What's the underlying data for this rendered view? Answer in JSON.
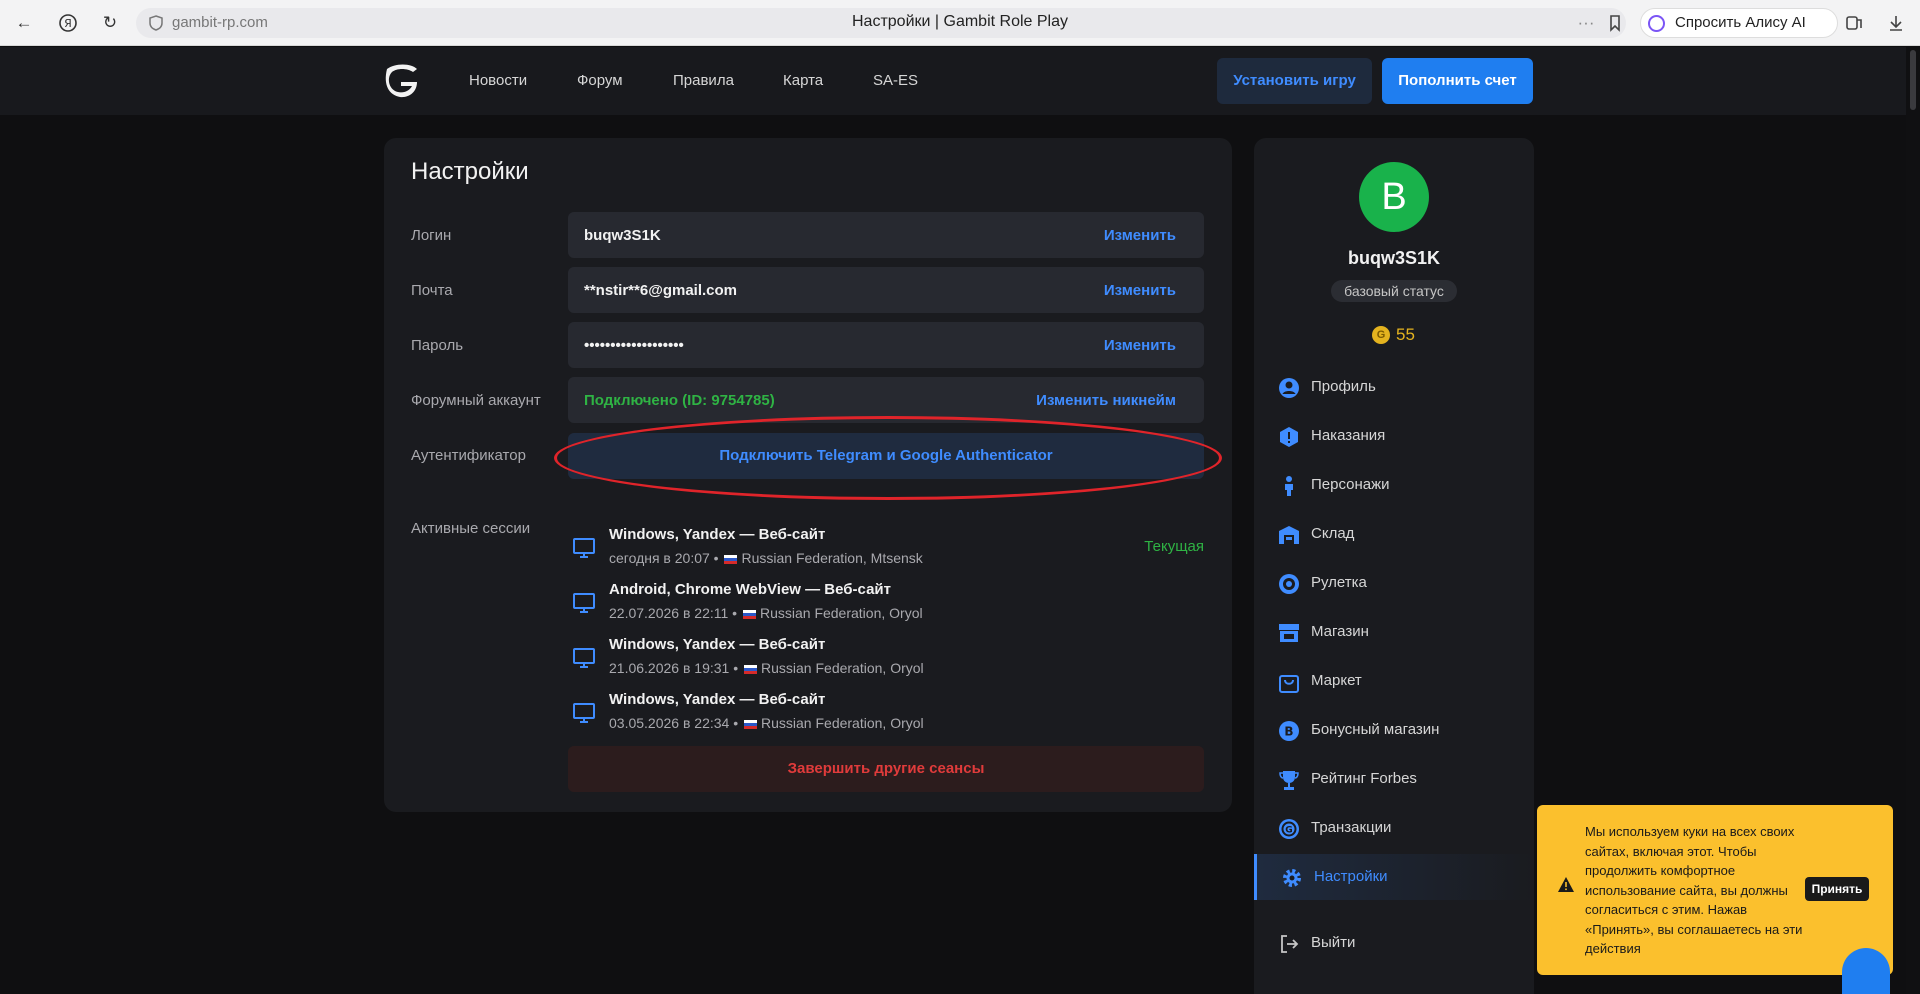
{
  "browser": {
    "url": "gambit-rp.com",
    "tab_title": "Настройки | Gambit Role Play",
    "alice_label": "Спросить Алису AI"
  },
  "nav": {
    "items": [
      "Новости",
      "Форум",
      "Правила",
      "Карта",
      "SA-ES"
    ],
    "install_label": "Установить игру",
    "topup_label": "Пополнить счет"
  },
  "settings": {
    "title": "Настройки",
    "rows": [
      {
        "label": "Логин",
        "value": "buqw3S1K",
        "action": "Изменить"
      },
      {
        "label": "Почта",
        "value": "**nstir**6@gmail.com",
        "action": "Изменить"
      },
      {
        "label": "Пароль",
        "value": "•••••••••••••••••••",
        "action": "Изменить"
      },
      {
        "label": "Форумный аккаунт",
        "value": "Подключено (ID: 9754785)",
        "action": "Изменить никнейм"
      }
    ],
    "auth_label": "Аутентификатор",
    "auth_button": "Подключить Telegram и Google Authenticator",
    "sessions_label": "Активные сессии",
    "sessions": [
      {
        "name": "Windows, Yandex — Веб-сайт",
        "time": "сегодня в 20:07 •",
        "location": "Russian Federation, Mtsensk",
        "current": "Текущая"
      },
      {
        "name": "Android, Chrome WebView — Веб-сайт",
        "time": "22.07.2026 в 22:11 •",
        "location": "Russian Federation, Oryol"
      },
      {
        "name": "Windows, Yandex — Веб-сайт",
        "time": "21.06.2026 в 19:31 •",
        "location": "Russian Federation, Oryol"
      },
      {
        "name": "Windows, Yandex — Веб-сайт",
        "time": "03.05.2026 в 22:34 •",
        "location": "Russian Federation, Oryol"
      }
    ],
    "end_sessions_button": "Завершить другие сеансы"
  },
  "profile": {
    "avatar_letter": "B",
    "username": "buqw3S1K",
    "status": "базовый статус",
    "coins": "55",
    "coin_glyph": "G"
  },
  "menu": {
    "items": [
      {
        "label": "Профиль",
        "icon": "user-icon"
      },
      {
        "label": "Наказания",
        "icon": "warning-icon"
      },
      {
        "label": "Персонажи",
        "icon": "person-icon"
      },
      {
        "label": "Склад",
        "icon": "warehouse-icon"
      },
      {
        "label": "Рулетка",
        "icon": "roulette-icon"
      },
      {
        "label": "Магазин",
        "icon": "store-icon"
      },
      {
        "label": "Маркет",
        "icon": "bag-icon"
      },
      {
        "label": "Бонусный магазин",
        "icon": "bonus-icon"
      },
      {
        "label": "Рейтинг Forbes",
        "icon": "trophy-icon"
      },
      {
        "label": "Транзакции",
        "icon": "coin-icon"
      },
      {
        "label": "Настройки",
        "icon": "gear-icon",
        "active": true
      }
    ],
    "logout": "Выйти"
  },
  "cookie": {
    "text": "Мы используем куки на всех своих сайтах, включая этот. Чтобы продолжить комфортное использование сайта, вы должны согласиться с этим. Нажав «Принять», вы соглашаетесь на эти действия",
    "accept": "Принять"
  },
  "colors": {
    "accent": "#1f7ef0",
    "link": "#3f8cff",
    "success": "#2fb344",
    "danger": "#e03b3b",
    "highlight_ellipse": "#e0242a",
    "cookie_bg": "#fbc02d"
  }
}
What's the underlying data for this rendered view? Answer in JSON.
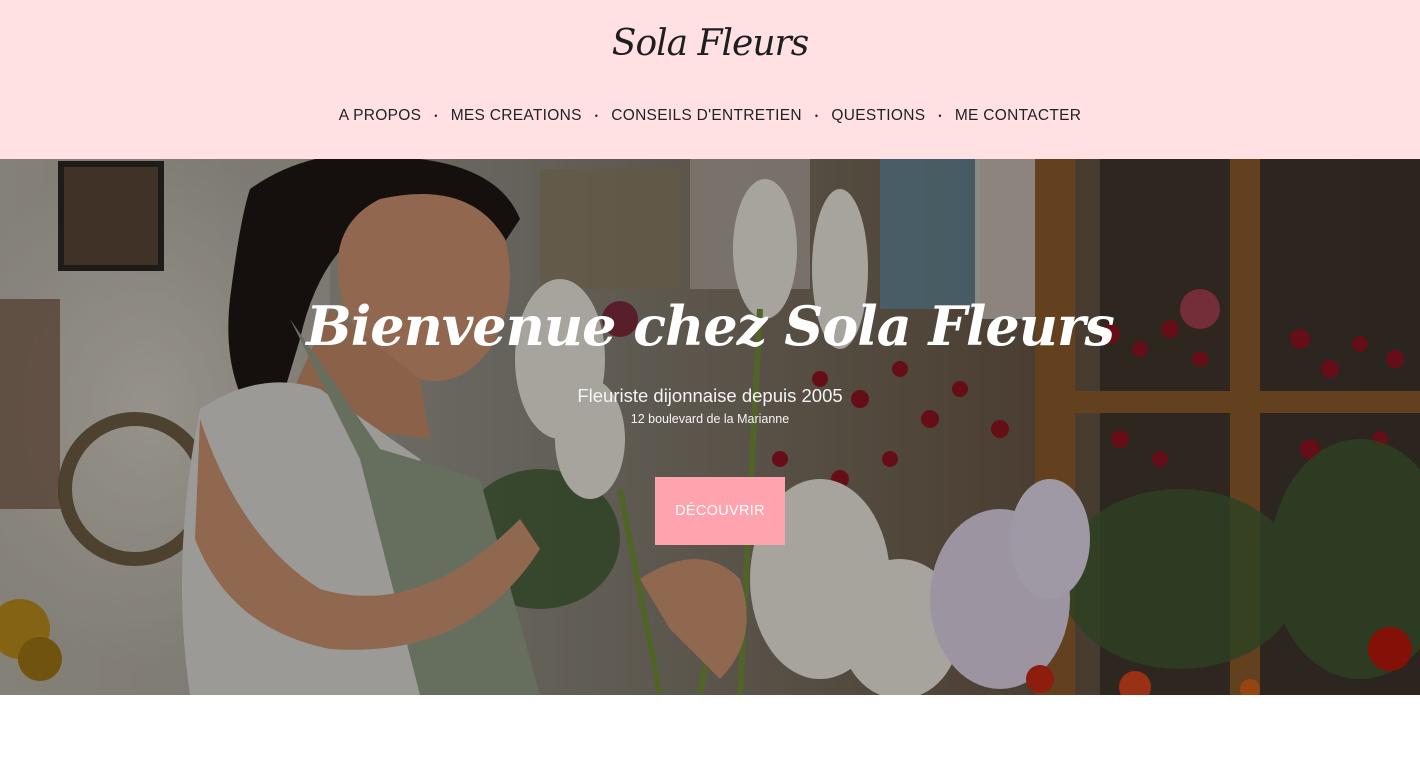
{
  "brand": {
    "logo_text": "Sola Fleurs"
  },
  "nav": {
    "items": [
      {
        "label": "A PROPOS"
      },
      {
        "label": "MES CREATIONS"
      },
      {
        "label": "CONSEILS D'ENTRETIEN"
      },
      {
        "label": "QUESTIONS"
      },
      {
        "label": "ME CONTACTER"
      }
    ],
    "separator": "•"
  },
  "hero": {
    "title": "Bienvenue chez Sola Fleurs",
    "subtitle": "Fleuriste dijonnaise depuis 2005",
    "address": "12 boulevard de la Marianne",
    "cta_label": "DÉCOUVRIR",
    "image": "florist-arranging-flowers-photo"
  },
  "colors": {
    "header_bg": "#ffe1e4",
    "accent": "#ffa3af",
    "text": "#222222"
  }
}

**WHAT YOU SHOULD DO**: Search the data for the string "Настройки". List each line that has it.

**ANSWER SECTION**:
    "tab_title": "Настройки | Gambit Role Play",
    "title": "Настройки",
        "label": "Настройки",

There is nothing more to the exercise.